─── DATASET RECORDS

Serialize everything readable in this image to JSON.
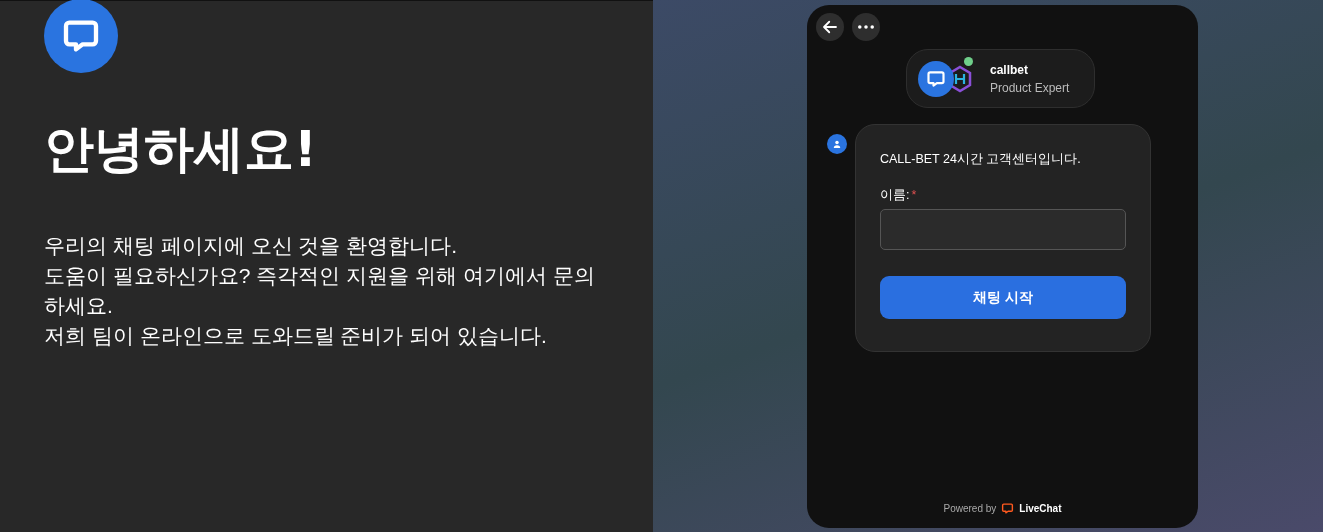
{
  "hero": {
    "title": "안녕하세요!",
    "lines": [
      "우리의 채팅 페이지에 오신 것을 환영합니다.",
      "도움이 필요하신가요? 즉각적인 지원을 위해 여기에서 문의하세요.",
      "저희 팀이 온라인으로 도와드릴 준비가 되어 있습니다."
    ]
  },
  "widget": {
    "agent": {
      "name": "callbet",
      "role": "Product Expert",
      "online": true
    },
    "message": {
      "text": "CALL-BET 24시간 고객센터입니다.",
      "field_label": "이름:",
      "required_mark": "*",
      "button": "채팅 시작"
    },
    "footer": {
      "powered": "Powered by",
      "brand": "LiveChat"
    }
  }
}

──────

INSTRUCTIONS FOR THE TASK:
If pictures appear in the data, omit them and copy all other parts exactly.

WRITTEN SOLUTION:
Serialize everything readable in this image to JSON.
{
  "hero": {
    "title": "안녕하세요!",
    "lines": [
      "우리의 채팅 페이지에 오신 것을 환영합니다.",
      "도움이 필요하신가요? 즉각적인 지원을 위해 여기에서 문의하세요.",
      "저희 팀이 온라인으로 도와드릴 준비가 되어 있습니다."
    ]
  },
  "widget": {
    "agent": {
      "name": "callbet",
      "role": "Product Expert",
      "online": true
    },
    "message": {
      "text": "CALL-BET 24시간 고객센터입니다.",
      "field_label": "이름:",
      "required_mark": "*",
      "button": "채팅 시작"
    },
    "footer": {
      "powered": "Powered by",
      "brand": "LiveChat"
    }
  }
}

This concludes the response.